> [Task details]: Leaving the pictures aside, reproduce the data in full and word for word.

> [Data]:
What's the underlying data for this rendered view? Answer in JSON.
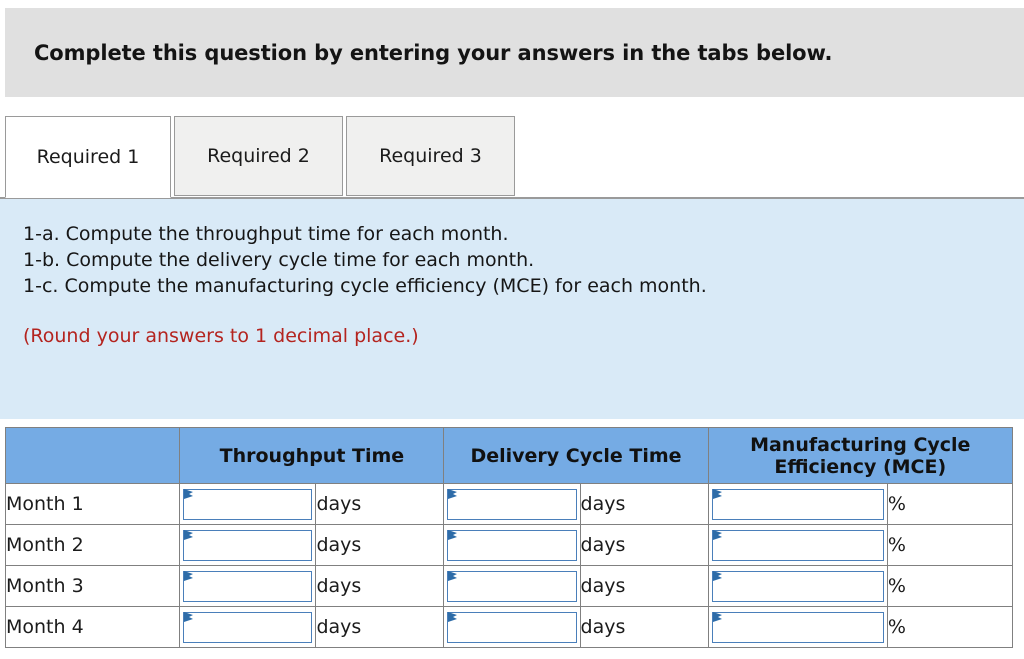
{
  "banner": {
    "text": "Complete this question by entering your answers in the tabs below."
  },
  "tabs": [
    {
      "label": "Required 1",
      "active": true
    },
    {
      "label": "Required 2",
      "active": false
    },
    {
      "label": "Required 3",
      "active": false
    }
  ],
  "instructions": {
    "lines": [
      "1-a. Compute the throughput time for each month.",
      "1-b. Compute the delivery cycle time for each month.",
      "1-c. Compute the manufacturing cycle efficiency (MCE) for each month."
    ],
    "note": "(Round your answers to 1 decimal place.)",
    "note_color": "#b4241f"
  },
  "table": {
    "header_bg": "#75abe4",
    "columns": [
      "",
      "Throughput Time",
      "Delivery Cycle Time",
      "Manufacturing Cycle Efficiency (MCE)"
    ],
    "rows": [
      {
        "label": "Month 1",
        "throughput_value": "",
        "throughput_unit": "days",
        "delivery_value": "",
        "delivery_unit": "days",
        "mce_value": "",
        "mce_unit": "%"
      },
      {
        "label": "Month 2",
        "throughput_value": "",
        "throughput_unit": "days",
        "delivery_value": "",
        "delivery_unit": "days",
        "mce_value": "",
        "mce_unit": "%"
      },
      {
        "label": "Month 3",
        "throughput_value": "",
        "throughput_unit": "days",
        "delivery_value": "",
        "delivery_unit": "days",
        "mce_value": "",
        "mce_unit": "%"
      },
      {
        "label": "Month 4",
        "throughput_value": "",
        "throughput_unit": "days",
        "delivery_value": "",
        "delivery_unit": "days",
        "mce_value": "",
        "mce_unit": "%"
      }
    ]
  }
}
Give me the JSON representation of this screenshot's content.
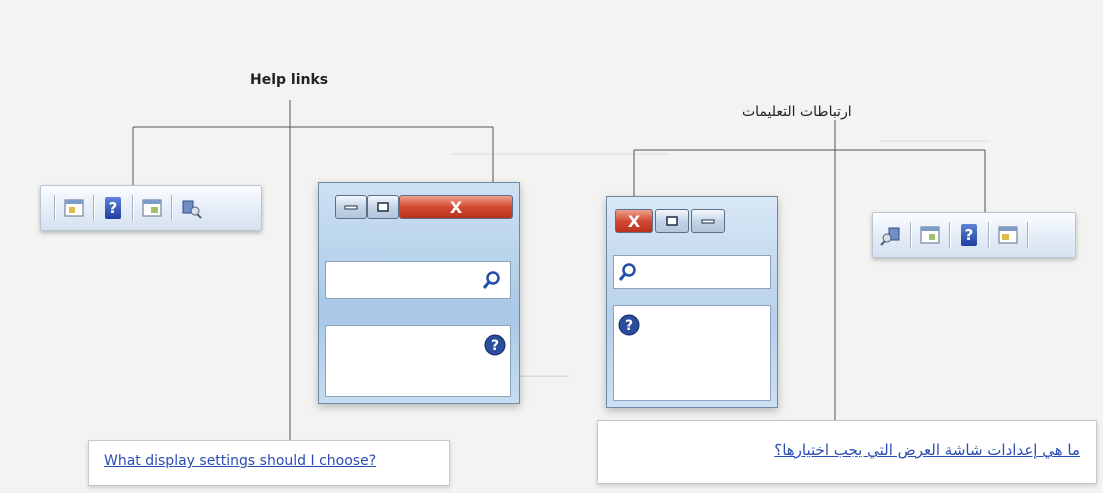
{
  "left": {
    "callout_label": "Help links",
    "link_text": "What display settings should I choose?",
    "window_close_glyph": "X"
  },
  "right": {
    "callout_label": "ارتباطات التعليمات",
    "link_text": "ما هي إعدادات شاشة العرض التي يجب اختيارها؟",
    "window_close_glyph": "X"
  },
  "icons": {
    "toolbar_left": [
      "window-icon",
      "help-icon",
      "window-icon",
      "tools-icon"
    ],
    "toolbar_right": [
      "tools-icon",
      "window-icon",
      "help-icon",
      "window-icon"
    ],
    "search": "search-icon",
    "help_circle": "help-circle-icon"
  },
  "colors": {
    "link": "#2a4db5",
    "callout_line": "#555555",
    "close_button": "#d24a33",
    "help_icon": "#1f3f9c"
  }
}
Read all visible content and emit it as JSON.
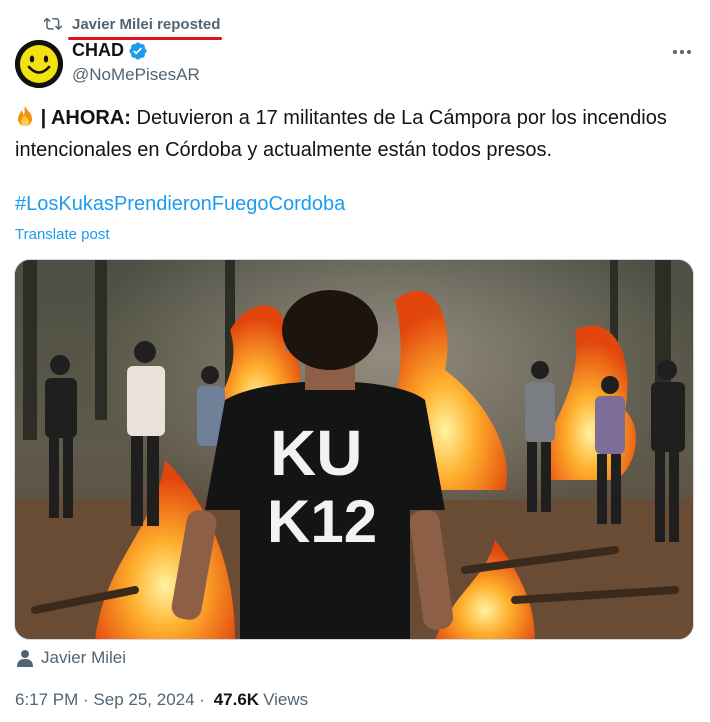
{
  "repost": {
    "name": "Javier Milei",
    "suffix": "reposted"
  },
  "author": {
    "display_name": "CHAD",
    "handle": "@NoMePisesAR"
  },
  "tweet": {
    "lead": "| AHORA:",
    "text": "Detuvieron a 17 militantes de La Cámpora por los incendios intencionales en Córdoba y actualmente están todos presos.",
    "hashtag": "#LosKukasPrendieronFuegoCordoba",
    "translate_label": "Translate post"
  },
  "media": {
    "shirt_text_line1": "KU",
    "shirt_text_line2": "K12"
  },
  "tagged_user": "Javier Milei",
  "meta": {
    "time": "6:17 PM",
    "date": "Sep 25, 2024",
    "views_count": "47.6K",
    "views_label": "Views"
  },
  "colors": {
    "link": "#1d9bf0",
    "secondary": "#536471",
    "verified": "#1d9bf0",
    "repost_underline": "#e0141e"
  }
}
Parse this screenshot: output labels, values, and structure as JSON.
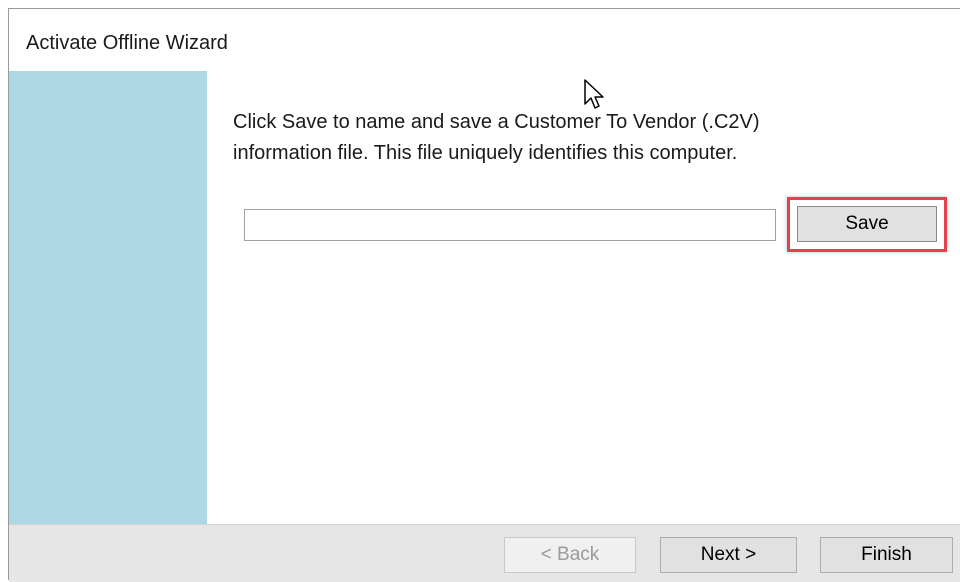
{
  "window": {
    "title": "Activate Offline Wizard",
    "side_panel_color": "#add8e6"
  },
  "content": {
    "instructions": "Click Save to name and save a Customer To Vendor (.C2V) information file.  This file uniquely identifies this computer.",
    "file_path_value": "",
    "save_label": "Save",
    "save_highlight_color": "#e0434d"
  },
  "footer": {
    "back_label": "< Back",
    "next_label": "Next >",
    "finish_label": "Finish"
  },
  "icons": {
    "cursor": "mouse-pointer-icon"
  }
}
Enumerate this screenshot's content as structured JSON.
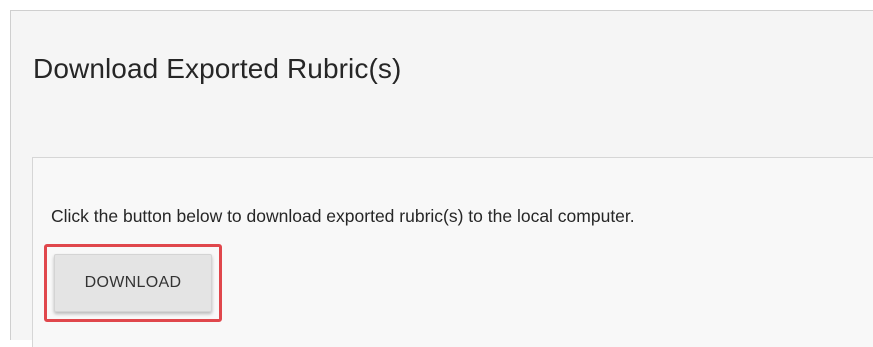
{
  "dialog": {
    "title": "Download Exported Rubric(s)",
    "instruction": "Click the button below to download exported rubric(s) to the local computer.",
    "download_label": "DOWNLOAD"
  },
  "colors": {
    "highlight": "#e0474c",
    "button_bg": "#e4e4e4",
    "panel_bg": "#f5f5f5",
    "text": "#262626"
  }
}
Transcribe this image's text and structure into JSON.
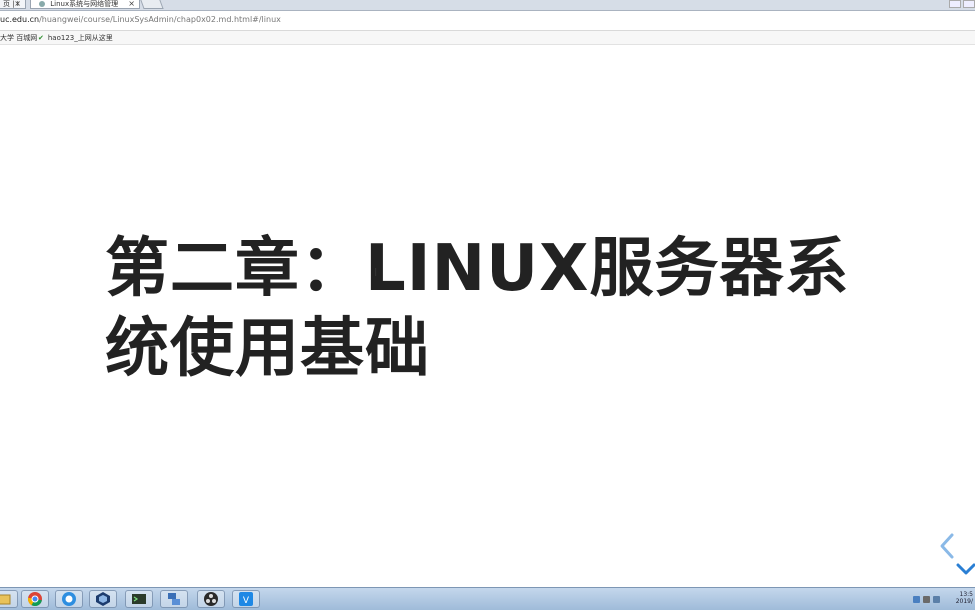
{
  "browser": {
    "tabs": [
      {
        "label": "页 | I"
      },
      {
        "label": "Linux系统与网络管理"
      }
    ],
    "close_glyph": "×",
    "url_host": "uc.edu.cn",
    "url_path": "/huangwei/course/LinuxSysAdmin/chap0x02.md.html#/linux",
    "bookmarks": [
      {
        "label": "大学 百城网"
      },
      {
        "label": "hao123_上网从这里"
      }
    ]
  },
  "slide": {
    "title": "第二章：LINUX服务器系统使用基础"
  },
  "taskbar": {
    "apps": [
      "folder-icon",
      "chrome-icon",
      "browser-icon",
      "virtualbox-icon",
      "terminal-icon",
      "network-icon",
      "obs-icon",
      "vscode-icon"
    ],
    "tray_time": "13:5",
    "tray_date": "2019/"
  },
  "colors": {
    "title": "#222222",
    "nav_arrow": "#2a7fd4",
    "taskbar": "#b5cbe4"
  }
}
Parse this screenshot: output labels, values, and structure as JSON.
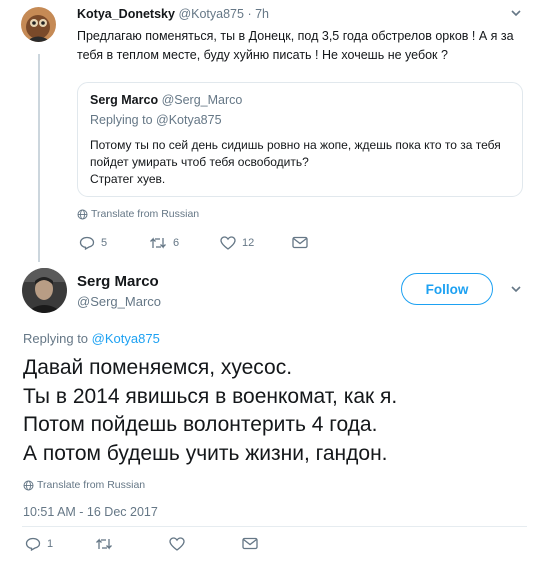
{
  "reply_tweet": {
    "author_name": "Kotya_Donetsky",
    "author_handle": "@Kotya875",
    "separator": "·",
    "time": "7h",
    "text": "Предлагаю поменяться, ты в Донецк, под  3,5 года обстрелов орков ! А я за тебя в теплом месте, буду хуйню писать ! Не хочешь не уебок ?",
    "quoted": {
      "author_name": "Serg Marco",
      "author_handle": "@Serg_Marco",
      "replying_prefix": "Replying to",
      "replying_to": "@Kotya875",
      "lines": [
        "Потому ты по сей день сидишь ровно на жопе, ждешь пока кто то за тебя пойдет умирать чтоб тебя освободить?",
        "Стратег хуев."
      ]
    },
    "translate_label": "Translate from Russian",
    "counts": {
      "replies": "5",
      "retweets": "6",
      "likes": "12"
    }
  },
  "main_tweet": {
    "author_name": "Serg Marco",
    "author_handle": "@Serg_Marco",
    "follow_label": "Follow",
    "replying_prefix": "Replying to",
    "replying_to": "@Kotya875",
    "lines": [
      "Давай поменяемся, хуесос.",
      "Ты в 2014 явишься в военкомат, как я.",
      "Потом пойдешь волонтерить 4 года.",
      "А потом будешь учить жизни, гандон."
    ],
    "translate_label": "Translate from Russian",
    "timestamp": "10:51 AM - 16 Dec 2017",
    "counts": {
      "replies": "1"
    }
  },
  "colors": {
    "accent": "#1da1f2",
    "muted": "#657786",
    "border": "#e1e8ed",
    "text": "#14171a"
  },
  "icons": [
    "reply-icon",
    "retweet-icon",
    "like-icon",
    "direct-message-icon",
    "globe-icon",
    "chevron-down-icon"
  ]
}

> [Solution below]:
What's the underlying data for this rendered view? Answer in JSON.
{
  "banner": {
    "text": "Complete this question by entering your answers in the tabs below."
  },
  "tabs": [
    {
      "label": "Required 1",
      "active": true
    },
    {
      "label": "Required 2",
      "active": false
    },
    {
      "label": "Required 3",
      "active": false
    }
  ],
  "instructions": {
    "lines": [
      "1-a. Compute the throughput time for each month.",
      "1-b. Compute the delivery cycle time for each month.",
      "1-c. Compute the manufacturing cycle efficiency (MCE) for each month."
    ],
    "note": "(Round your answers to 1 decimal place.)",
    "note_color": "#b4241f"
  },
  "table": {
    "header_bg": "#75abe4",
    "columns": [
      "",
      "Throughput Time",
      "Delivery Cycle Time",
      "Manufacturing Cycle Efficiency (MCE)"
    ],
    "rows": [
      {
        "label": "Month 1",
        "throughput_value": "",
        "throughput_unit": "days",
        "delivery_value": "",
        "delivery_unit": "days",
        "mce_value": "",
        "mce_unit": "%"
      },
      {
        "label": "Month 2",
        "throughput_value": "",
        "throughput_unit": "days",
        "delivery_value": "",
        "delivery_unit": "days",
        "mce_value": "",
        "mce_unit": "%"
      },
      {
        "label": "Month 3",
        "throughput_value": "",
        "throughput_unit": "days",
        "delivery_value": "",
        "delivery_unit": "days",
        "mce_value": "",
        "mce_unit": "%"
      },
      {
        "label": "Month 4",
        "throughput_value": "",
        "throughput_unit": "days",
        "delivery_value": "",
        "delivery_unit": "days",
        "mce_value": "",
        "mce_unit": "%"
      }
    ]
  }
}
Give me the JSON representation of this screenshot's content.
{
  "left": {
    "callout_label": "Help links",
    "link_text": "What display settings should I choose?",
    "window_close_glyph": "X"
  },
  "right": {
    "callout_label": "ارتباطات التعليمات",
    "link_text": "ما هي إعدادات شاشة العرض التي يجب اختيارها؟",
    "window_close_glyph": "X"
  },
  "icons": {
    "toolbar_left": [
      "window-icon",
      "help-icon",
      "window-icon",
      "tools-icon"
    ],
    "toolbar_right": [
      "tools-icon",
      "window-icon",
      "help-icon",
      "window-icon"
    ],
    "search": "search-icon",
    "help_circle": "help-circle-icon"
  },
  "colors": {
    "link": "#2a4db5",
    "callout_line": "#555555",
    "close_button": "#d24a33",
    "help_icon": "#1f3f9c"
  }
}
Read all visible content and emit it as JSON.
{
  "repost": {
    "name": "Javier Milei",
    "suffix": "reposted"
  },
  "author": {
    "display_name": "CHAD",
    "handle": "@NoMePisesAR"
  },
  "tweet": {
    "lead": "| AHORA:",
    "text": "Detuvieron a 17 militantes de La Cámpora por los incendios intencionales en Córdoba y actualmente están todos presos.",
    "hashtag": "#LosKukasPrendieronFuegoCordoba",
    "translate_label": "Translate post"
  },
  "media": {
    "shirt_text_line1": "KU",
    "shirt_text_line2": "K12"
  },
  "tagged_user": "Javier Milei",
  "meta": {
    "time": "6:17 PM",
    "date": "Sep 25, 2024",
    "views_count": "47.6K",
    "views_label": "Views"
  },
  "colors": {
    "link": "#1d9bf0",
    "secondary": "#536471",
    "verified": "#1d9bf0",
    "repost_underline": "#e0141e"
  }
}
Parse this screenshot: output labels, values, and structure as JSON.
{
  "window": {
    "title": "Activate Offline Wizard",
    "side_panel_color": "#add8e6"
  },
  "content": {
    "instructions": "Click Save to name and save a Customer To Vendor (.C2V) information file.  This file uniquely identifies this computer.",
    "file_path_value": "",
    "save_label": "Save",
    "save_highlight_color": "#e0434d"
  },
  "footer": {
    "back_label": "< Back",
    "next_label": "Next >",
    "finish_label": "Finish"
  },
  "icons": {
    "cursor": "mouse-pointer-icon"
  }
}
Enumerate this screenshot's content as structured JSON.
{
  "dialog": {
    "title": "Download Exported Rubric(s)",
    "instruction": "Click the button below to download exported rubric(s) to the local computer.",
    "download_label": "DOWNLOAD"
  },
  "colors": {
    "highlight": "#e0474c",
    "button_bg": "#e4e4e4",
    "panel_bg": "#f5f5f5",
    "text": "#262626"
  }
}
Transcribe this image's text and structure into JSON.
{
  "browser": {
    "tabs": [
      {
        "label": "页 | I"
      },
      {
        "label": "Linux系统与网络管理"
      }
    ],
    "close_glyph": "×",
    "url_host": "uc.edu.cn",
    "url_path": "/huangwei/course/LinuxSysAdmin/chap0x02.md.html#/linux",
    "bookmarks": [
      {
        "label": "大学 百城网"
      },
      {
        "label": "hao123_上网从这里"
      }
    ]
  },
  "slide": {
    "title": "第二章：LINUX服务器系统使用基础"
  },
  "taskbar": {
    "apps": [
      "folder-icon",
      "chrome-icon",
      "browser-icon",
      "virtualbox-icon",
      "terminal-icon",
      "network-icon",
      "obs-icon",
      "vscode-icon"
    ],
    "tray_time": "13:5",
    "tray_date": "2019/"
  },
  "colors": {
    "title": "#222222",
    "nav_arrow": "#2a7fd4",
    "taskbar": "#b5cbe4"
  }
}
Parse this screenshot: output labels, values, and structure as JSON.
{
  "reply_tweet": {
    "author_name": "Kotya_Donetsky",
    "author_handle": "@Kotya875",
    "separator": "·",
    "time": "7h",
    "text": "Предлагаю поменяться, ты в Донецк, под  3,5 года обстрелов орков ! А я за тебя в теплом месте, буду хуйню писать ! Не хочешь не уебок ?",
    "quoted": {
      "author_name": "Serg Marco",
      "author_handle": "@Serg_Marco",
      "replying_prefix": "Replying to",
      "replying_to": "@Kotya875",
      "lines": [
        "Потому ты по сей день сидишь ровно на жопе, ждешь пока кто то за тебя пойдет умирать чтоб тебя освободить?",
        "Стратег хуев."
      ]
    },
    "translate_label": "Translate from Russian",
    "counts": {
      "replies": "5",
      "retweets": "6",
      "likes": "12"
    }
  },
  "main_tweet": {
    "author_name": "Serg Marco",
    "author_handle": "@Serg_Marco",
    "follow_label": "Follow",
    "replying_prefix": "Replying to",
    "replying_to": "@Kotya875",
    "lines": [
      "Давай поменяемся, хуесос.",
      "Ты в 2014 явишься в военкомат, как я.",
      "Потом пойдешь волонтерить 4 года.",
      "А потом будешь учить жизни, гандон."
    ],
    "translate_label": "Translate from Russian",
    "timestamp": "10:51 AM - 16 Dec 2017",
    "counts": {
      "replies": "1"
    }
  },
  "colors": {
    "accent": "#1da1f2",
    "muted": "#657786",
    "border": "#e1e8ed",
    "text": "#14171a"
  },
  "icons": [
    "reply-icon",
    "retweet-icon",
    "like-icon",
    "direct-message-icon",
    "globe-icon",
    "chevron-down-icon"
  ]
}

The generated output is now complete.